Dementia© 2016
By Keith S. Wexler, MBA,

Facilitator of Information, Maternal Fetal Medicine, Prenatal Diagnosis and Biotech Consultant, GENASSIST™, Inc.

Dementia: A chronic or persistent disorder of the mental processes caused by brain disease or injury or marked by memory disorder, personality change or impaired reasoning.

Cortex: The outer layer of the cerebral cortex composed of folded gray matter

Subcortex: Tissue lying immediately below the cortex

Approximately 1 in 14 after 65 years of age Approximately 1 in 8 after 80 years of age

Many risk factors increase likelihood of Dementia:
Increasing age High blood pressure Stroke Heart disease Diabetes High cholesterol Smoking Decreased exercise Alcohol Depression

There are at least 10 “Patterns” of Dementia:
Alzheimer’s after age 65 years
Alzheimer’s (Early Onset)
Creutzfeldt-Jakob Disease
Down Syndrome
Fronto-Temporal Dementia
Huntington’s Disease
Lewy Body Dementia
Parkinson’s Disease
Vascular Dementia
Wernicke-Korsakoff Syndrome

Types of Dementia:

Cortical Dementia: Alzheimer’s, Creutzfeldt-Jakob Disease, Frontotemporal Dementia, Wernicke-Korsakoff Syndrome [alcohol, Vitamin B1 (thiamine) deficiency, AIDS (Acquired Immune Deficiency Syndrome), excessive dieting, severe vomiting, infection, starvation, dialysis and cancer].

Subcortical Dementia: Huntington’s Disease Parkinson’s Disease, Vascular Dementia

Mutations in at least 25 genes have been implicated as having a role in the various types of dementia. The types of genes involved are often described as:

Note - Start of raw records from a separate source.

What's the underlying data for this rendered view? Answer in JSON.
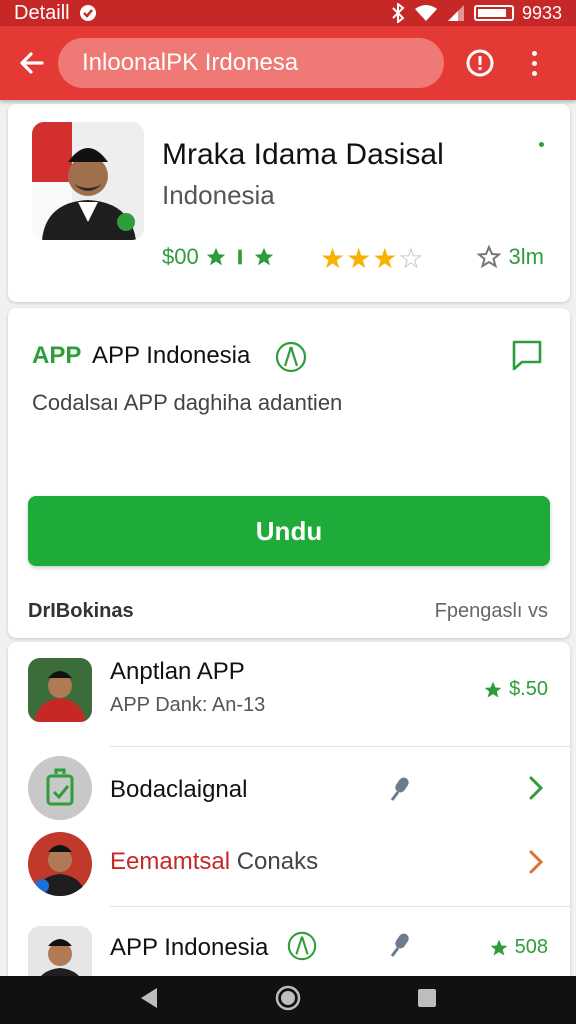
{
  "status_bar": {
    "left_text": "Detaill",
    "right_text": "9933"
  },
  "app_bar": {
    "search_text": "InloonalPK Irdonesa"
  },
  "header": {
    "app_title": "Mraka Idama Dasisal",
    "country": "Indonesia",
    "price_text": "$00",
    "rating_stars": 3.5,
    "size_text": "3lm"
  },
  "install": {
    "brand_tag": "APP",
    "title": "APP Indonesia",
    "description": "Codalsaı APP daghiha adantien",
    "download_label": "Undu",
    "section_left": "DrIBokinas",
    "section_right": "Fpengaslı vs"
  },
  "list": [
    {
      "title": "Anptlan APP",
      "subtitle": "APP Dank: An-13",
      "right_text": "$.50"
    },
    {
      "title": "Bodaclaignal"
    },
    {
      "title_highlight": "Eemamtsal",
      "title_rest": "Conaks"
    },
    {
      "title": "APP Indonesia",
      "right_text": "508"
    }
  ],
  "colors": {
    "brand_red": "#e53935",
    "accent_green": "#1fab3a",
    "star_yellow": "#f5b300"
  }
}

The combination of roles for the various genes help to explain the variability in the onset, severity, ethnic, geographical and sexual differences, the risk to other family members and the risk to a specific individual of ever developing dementia or a specific type of dementia.